6. A debit card for the FSA may be available if the employer allows debit cards to be issued.
Health Saving Accounts:
1. This is an actual bank account. An account is opened with a custodial bank. The participant will have a payroll deduction taken pre-tax from their paycheck and placed into this saving account. There is no election amount with each new plan year. The amounts withheld from each paycheck can differ with each payroll. Participants only need to make sure they don’t contribute more than the annual limits each year. For 2018, those limits are $3,450 for single, and $6,900 for family. Participants can contribute an extra $1,000 each year, beginning in the year they turn age 55.
2. Contributions may be invested, just like a 401K plan.
3. There is a triple savings. The payroll contributions are not taxable, the interest earned on the savings account is not taxable and the investment earnings are not taxable.
4. No contributions can be made if the participant or their spouse has an active FSA. They must wait until the end of the FSA plan year to contribute to the HSA. The FSA also must have all the elected money spent by the end of the FSA plan year.
5. Participants may only open an HSA if they are on a qualified HDHP.
6. The money is only available to spend after it has been contributed.
7. Family and/or friends may give monetary gifts towards a participant’s HSA. Those gifts would not be pretax to the family and/or friend, but the participant would be able to enjoy all the non-taxable benefits of the gift. Just be sure the gift would not over contribute the HSA account for that taxable year.
8. There is no limit as to how much money can be saved in an HSA. The only limits are on how much can be contributed in a taxable year.
9. The participant is responsible to save their receipts for claims paid out using the HSA money. If they are audited, they will need to provide the receipts to show that they spent the money on qualified services and/or products.
10. Once the participant reaches age 65, they can spend the HSA money on whatever they would like; not just on medical expenses. They would get taxed on the money they spend for non-medical services/products, but they would not be penalized. If HSA money is spent on non-taxable services/products before age 65, that money would be taxed and a penalty would also need to be paid to the IRS.
11. If the participant is on Medicare, they may not have an HSA. If they have an HSA and then move to Medicare, all contributions must end at the time they begin on Medicare. Whatever they have saved in the HSA is still available and their money to spend.
12. A debit card is always issued.
13. The HSA bank account may be moved to a different custodial bank if the participant changes jobs. The money may be transferred to the new employer’s custodial bank. Participants may also have multiple HSA accounts. They don’t need to have only one.
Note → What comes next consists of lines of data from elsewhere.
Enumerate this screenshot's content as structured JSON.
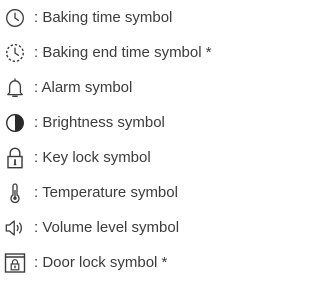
{
  "legend": {
    "items": [
      {
        "icon": "clock-icon",
        "label": ": Baking time symbol"
      },
      {
        "icon": "dashed-clock-icon",
        "label": ": Baking end time symbol *"
      },
      {
        "icon": "bell-icon",
        "label": ": Alarm symbol"
      },
      {
        "icon": "half-circle-icon",
        "label": ": Brightness symbol"
      },
      {
        "icon": "padlock-icon",
        "label": ": Key lock symbol"
      },
      {
        "icon": "thermometer-icon",
        "label": ": Temperature symbol"
      },
      {
        "icon": "speaker-icon",
        "label": ": Volume level symbol"
      },
      {
        "icon": "door-lock-icon",
        "label": ": Door lock symbol *"
      }
    ]
  }
}
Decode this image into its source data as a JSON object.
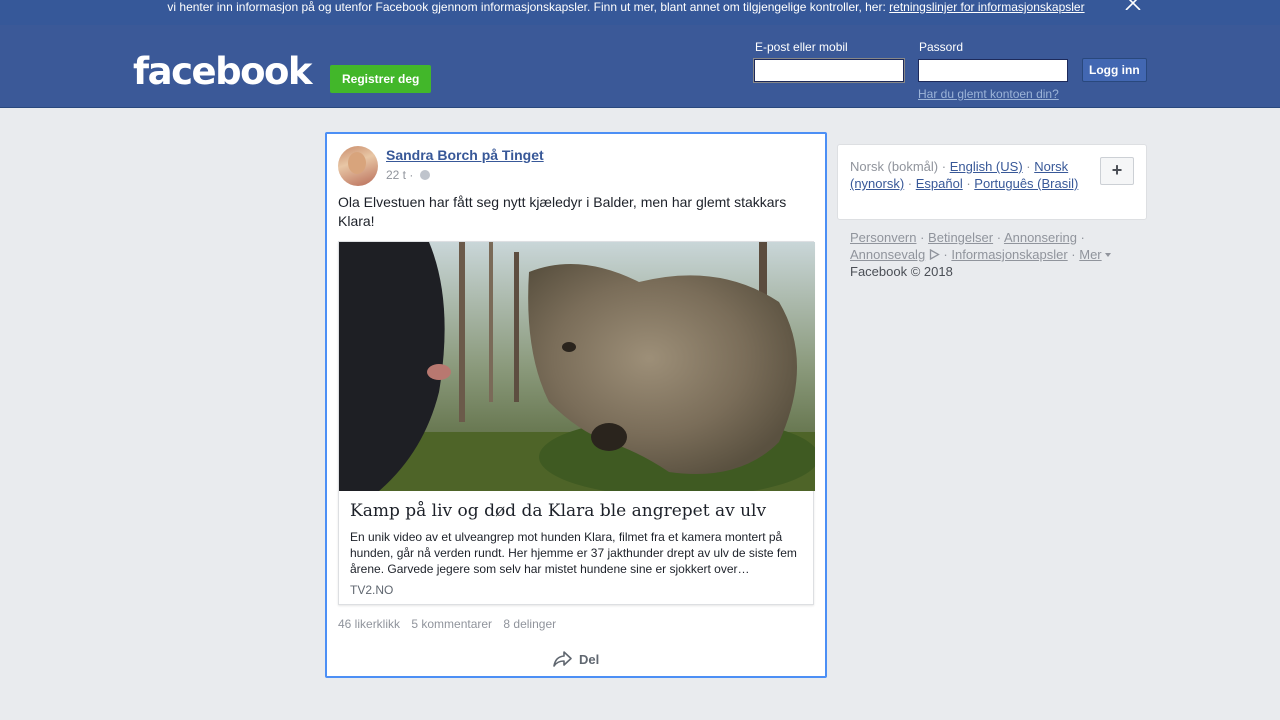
{
  "cookie_banner": {
    "text": "vi henter inn informasjon på og utenfor Facebook gjennom informasjonskapsler. Finn ut mer, blant annet om tilgjengelige kontroller, her:",
    "link": "retningslinjer for informasjonskapsler"
  },
  "header": {
    "logo": "facebook",
    "register_label": "Registrer deg",
    "email_label": "E-post eller mobil",
    "password_label": "Passord",
    "login_label": "Logg inn",
    "forgot_link": "Har du glemt kontoen din?"
  },
  "post": {
    "author": "Sandra Borch på Tinget",
    "time": "22 t ·",
    "text": "Ola Elvestuen har fått seg nytt kjæledyr i Balder, men har glemt stakkars Klara!",
    "link": {
      "title": "Kamp på liv og død da Klara ble angrepet av ulv",
      "description": "En unik video av et ulveangrep mot hunden Klara, filmet fra et kamera montert på hunden, går nå verden rundt. Her hjemme er 37 jakthunder drept av ulv de siste fem årene. Garvede jegere som selv har mistet hundene sine er sjokkert over…",
      "domain": "TV2.NO"
    },
    "stats": {
      "likes": "46 likerklikk",
      "comments": "5 kommentarer",
      "shares": "8 delinger"
    },
    "share_label": "Del"
  },
  "languages": {
    "current": "Norsk (bokmål)",
    "options": [
      "English (US)",
      "Norsk (nynorsk)",
      "Español",
      "Português (Brasil)"
    ],
    "plus_label": "+"
  },
  "footer": {
    "links": [
      "Personvern",
      "Betingelser",
      "Annonsering",
      "Annonsevalg",
      "Informasjonskapsler",
      "Mer"
    ],
    "copyright": "Facebook © 2018"
  }
}
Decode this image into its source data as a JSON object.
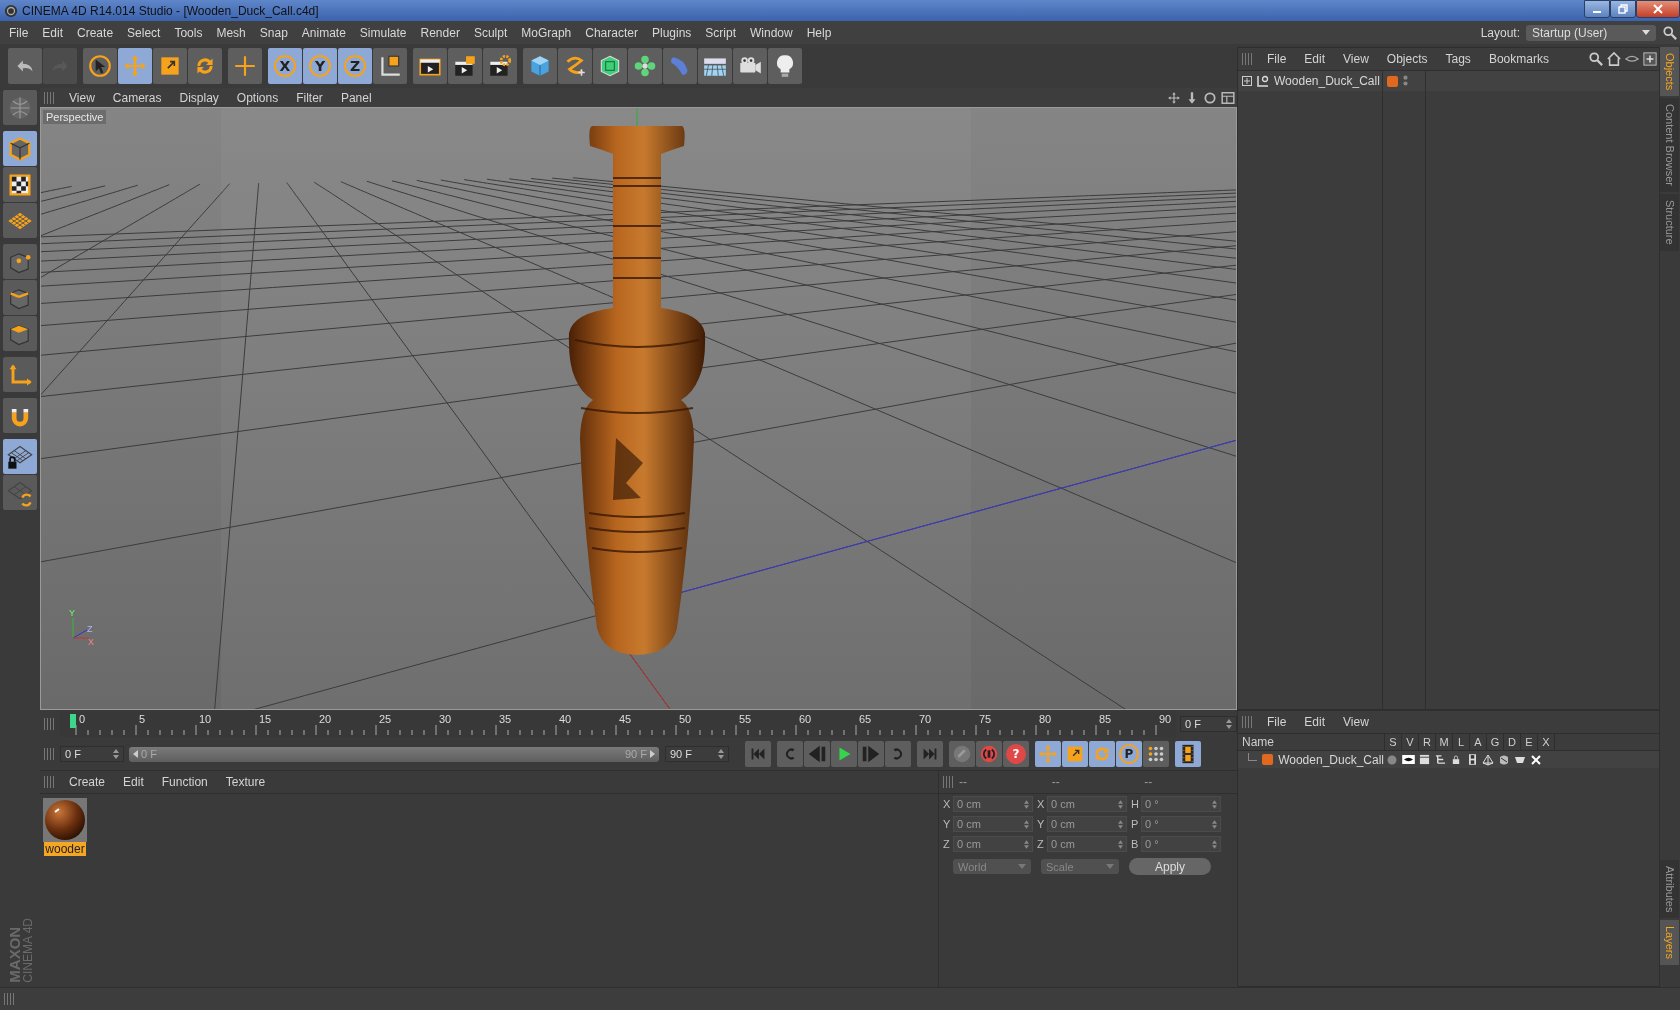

Annual contribution limits still apply.
14. Transfers from an IRA into the HSA can be done once in the participant’s lifetime.
15. No limits on how much can be spent in a year.
16. Beneficiaries may be designated, just as a 401K. This ensures the money will be given to the person of choice upon death of the participant.
HSA accounts should not be treated as if they are FSA accounts. They are meant to be a savings account. The #1 expense for retired individuals is health care. The HSA is set up to help pay for healthcare upon retirement.
If money is tight, and medical needs high, an FSA is most likely the best option. It is available before it is contributed, giving you the plan year to pay for it.